How do we forge meaningful conversations with the people around us? That is the question we asked ourselves this past semester in Designing Civic Conversations, an elective taught by Design PHD Michael Arnold Mages. Intimate and discussion-centered, the class of seven was made up of public policy and design grads eager to learn how community outreach and engagement can impact local policy.
Our class was given a specific focus: homelessness in the Pittsburgh region. We were tasked with designing a public event that would engage community members and stakeholders around the issue. Early on in class discussions, we asked: As non-experts, how can we change the public’s perception of people experiencing homelessness? Can we spark conversations outside our event and catalyze citizens to take action? Through research, planning and the creative process, we brought our ideas to life.
Homelessness is any city is a complex issue. You have people with powerful stories living on the street, nonprofits and government organizations offering services with limited budgets, city officials making housing policies and dozens of other influencing factors shaping the wicked web. In order to engage our community around homelessness, we found it essential to generate empathy for people living without shelter, through both visual and physical storytelling. Designed as the first event in a series, we sought to share stories from the homeless and encourage people to reframe their biases. To do this, we organized a “Humans of New York” style micro-exhibit and journeying card game called Carrying Homelessness.
We started the semester by creating stakeholder maps that helped us understand the actors, effects and needs of people experiencing homelessness. Through weekly readings, we also learned the value of placemaking, the challenge of addressing wicked problems and communicating effectively. Design theorists, Rittel and Webber explain that the real wicked problem in society is defining the problem itself. For example, most of us identify problems and muster solutions that aligns with our worldview and mental models. It’s not that this is wrong, it’s that there are many possible problems and solutions in a complex society. With this in mind, we made it a point to connect with experienced stakeholders, including Pittsburgh city officials, housing service providers, grassroots organizers and individuals experiencing homelessness in the Pittsburgh community.
Design & Testing
After conducting research and developing event proposals, we integrated the best ideas to create an interactive event: Carrying Homelessness. The event entailed a journeying card game and micro-exhibit that targeted college students.

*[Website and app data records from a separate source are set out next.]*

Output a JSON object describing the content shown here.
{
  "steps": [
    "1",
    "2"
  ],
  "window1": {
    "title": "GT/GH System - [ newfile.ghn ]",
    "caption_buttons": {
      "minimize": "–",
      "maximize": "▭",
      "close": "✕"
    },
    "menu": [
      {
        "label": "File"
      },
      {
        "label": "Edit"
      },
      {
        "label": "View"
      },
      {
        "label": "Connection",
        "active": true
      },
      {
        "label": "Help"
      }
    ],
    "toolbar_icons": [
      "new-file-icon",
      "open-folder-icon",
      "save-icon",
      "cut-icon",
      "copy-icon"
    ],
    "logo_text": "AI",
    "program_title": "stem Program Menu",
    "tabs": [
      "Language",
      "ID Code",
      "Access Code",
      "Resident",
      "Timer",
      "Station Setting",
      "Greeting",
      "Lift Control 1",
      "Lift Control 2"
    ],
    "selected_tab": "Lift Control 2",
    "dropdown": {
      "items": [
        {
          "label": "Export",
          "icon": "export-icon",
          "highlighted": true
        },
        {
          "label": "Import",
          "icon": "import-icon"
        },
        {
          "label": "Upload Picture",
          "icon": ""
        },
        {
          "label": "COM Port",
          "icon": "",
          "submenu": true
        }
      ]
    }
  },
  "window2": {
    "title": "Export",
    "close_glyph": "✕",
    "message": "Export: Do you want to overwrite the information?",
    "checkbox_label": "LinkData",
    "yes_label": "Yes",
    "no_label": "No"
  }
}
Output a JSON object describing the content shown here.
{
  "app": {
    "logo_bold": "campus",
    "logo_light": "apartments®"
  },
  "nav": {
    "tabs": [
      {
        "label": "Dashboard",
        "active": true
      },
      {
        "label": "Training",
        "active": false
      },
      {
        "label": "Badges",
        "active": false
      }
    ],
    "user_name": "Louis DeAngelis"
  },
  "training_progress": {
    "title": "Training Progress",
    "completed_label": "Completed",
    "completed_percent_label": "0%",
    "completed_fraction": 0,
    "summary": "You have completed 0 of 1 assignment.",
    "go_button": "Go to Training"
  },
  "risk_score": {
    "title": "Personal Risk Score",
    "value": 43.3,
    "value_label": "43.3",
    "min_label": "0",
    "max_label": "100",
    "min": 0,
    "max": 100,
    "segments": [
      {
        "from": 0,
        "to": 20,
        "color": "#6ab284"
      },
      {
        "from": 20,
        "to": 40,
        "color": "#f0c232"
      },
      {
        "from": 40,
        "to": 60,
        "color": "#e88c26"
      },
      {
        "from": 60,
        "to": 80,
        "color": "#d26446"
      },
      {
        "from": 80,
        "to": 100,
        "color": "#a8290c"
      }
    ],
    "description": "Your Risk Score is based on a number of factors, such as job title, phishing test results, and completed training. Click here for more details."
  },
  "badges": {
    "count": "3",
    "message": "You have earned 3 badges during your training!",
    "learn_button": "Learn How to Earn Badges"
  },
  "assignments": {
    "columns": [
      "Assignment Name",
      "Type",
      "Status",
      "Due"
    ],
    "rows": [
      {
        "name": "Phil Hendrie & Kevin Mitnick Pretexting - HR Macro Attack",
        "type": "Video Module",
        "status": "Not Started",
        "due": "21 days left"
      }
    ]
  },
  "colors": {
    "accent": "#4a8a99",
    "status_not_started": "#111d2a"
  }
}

The goal was to break the stigma around people experiencing homelessness and generate more empathy by sharing stories. We spent several class periods testing the journeying card game with students and teachers.

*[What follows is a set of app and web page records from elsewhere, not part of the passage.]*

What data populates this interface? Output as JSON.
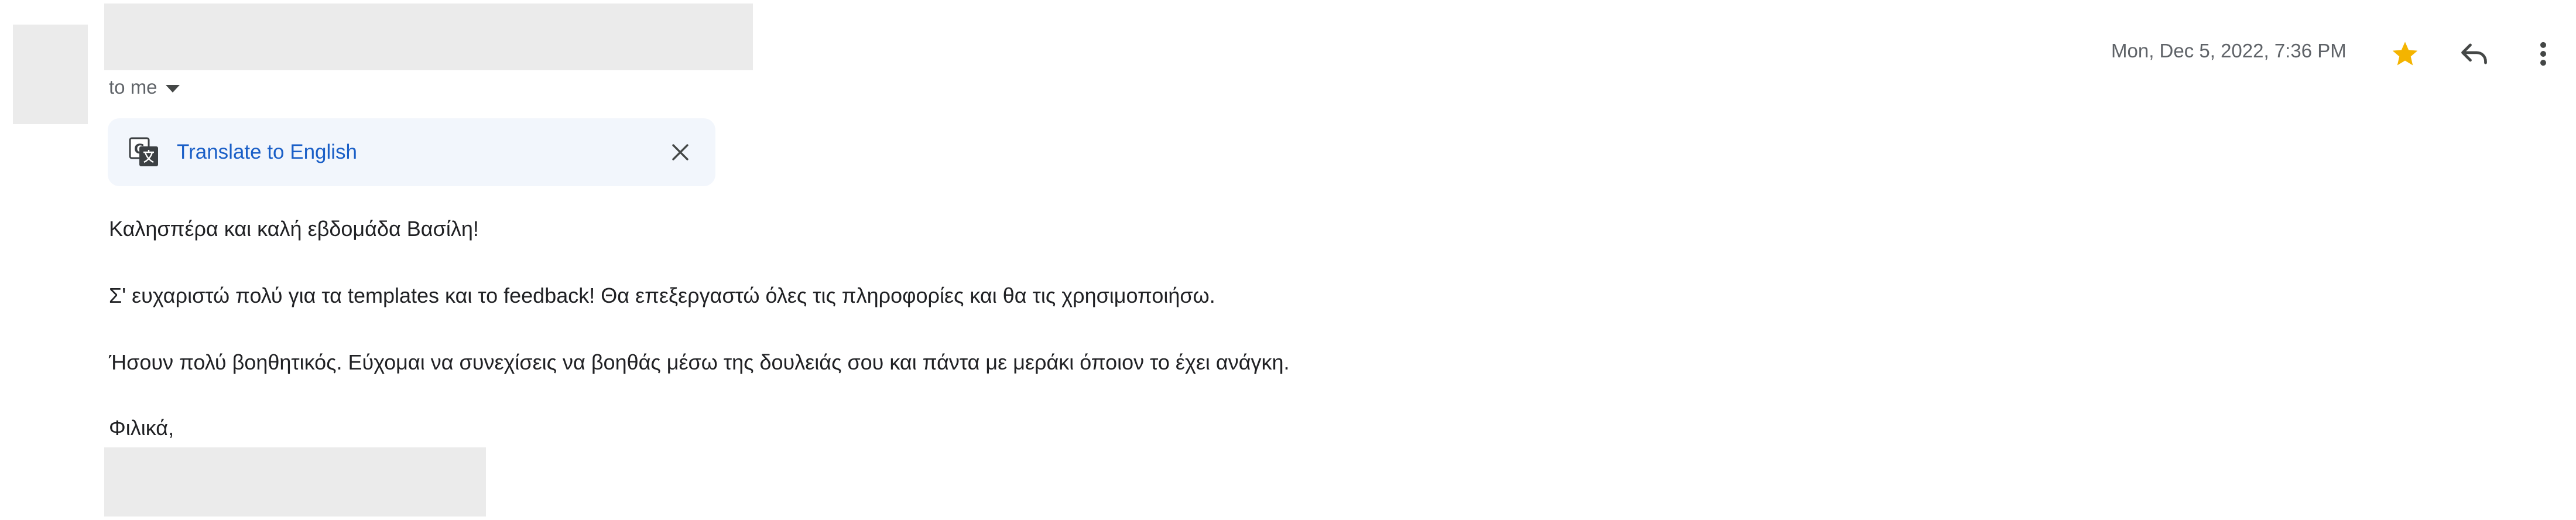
{
  "message": {
    "recipient_label": "to me",
    "timestamp": "Mon, Dec 5, 2022, 7:36 PM",
    "translate": {
      "label": "Translate to English"
    },
    "body": [
      "Καλησπέρα και καλή εβδομάδα Βασίλη!",
      "Σ' ευχαριστώ πολύ για τα templates και το feedback! Θα επεξεργαστώ όλες τις πληροφορίες και θα τις χρησιμοποιήσω.",
      "Ήσουν πολύ βοηθητικός. Εύχομαι να συνεχίσεις να βοηθάς μέσω της δουλειάς σου και πάντα με μεράκι όποιον το έχει ανάγκη.",
      "Φιλικά,"
    ],
    "starred": true
  },
  "icons": {
    "star": "star-icon",
    "reply": "reply-icon",
    "more": "more-vert-icon",
    "translate": "translate-icon",
    "close": "close-icon",
    "dropdown": "chevron-down-icon"
  },
  "colors": {
    "star": "#f4b400",
    "link": "#1a5fc7",
    "translate_bar": "#f2f6fc",
    "redaction": "#ebebeb"
  }
}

I led the design of the card game. It was developed to be an interactive activity simulating the homelessness experience in Pittsburgh. Through user-testing and input from my class, I determined that attendees would be given playing cards that guide them through the exhibit and unhinge a set of life choices determining their level of housing insecurity. The activity would demonstrate how health, money, and personal relationships combine with social inequality to shape the journey of homelessness.
In addition to the card game, we spoke with people in the homelessness community to learn about the things they carry with them when living on the streets or in a shelter. With these powerful vignettes, we developed posters to share their stories to the Pittsburgh community.
Carrying Homelessness: The Event
We held the event in Schenley Plaza, a public space often used by people in the homeless community. It was a cold day, but we had hot coffee for passerbyers and large posters visible to the sidewalk. The posters brought in students walking to and from class, interested in a quick look at the images and narratives told by people experiencing homelessness in Pittsburgh. Families, professors and leisurely students were also eager to test the journeying game and provided feedback about their experience. As designers, we are taught that a project is never finished, so the event was a valuable way to collect feedback on the experience. Here are a few things we heard:
-Empathy was the clear theme. People said it was a good idea and a fun game that made them think about their own relationships and health challenges.
-Excellent way to practice empathy in a really short period of time
-People wanted more conversation about their cards, more reflection points
Carrying Homelessness was a success. The event attracted more than two dozen University of Pittsburgh and Carnegie Mellon students and staff, as well as community members. As a class, we learned how to plan and facilitate a public event that used visual and experiential storytelling to generate conversations among community members. By carrying out a series of events with local stakeholders, these types of one-on-one conversations can generate buzz, catching the attention of city and county officials. Although we had a limited amount of time to dedicate to the project, we hope people continue discussing their experience to friends and use empathy to bridge communities across Pittsburgh.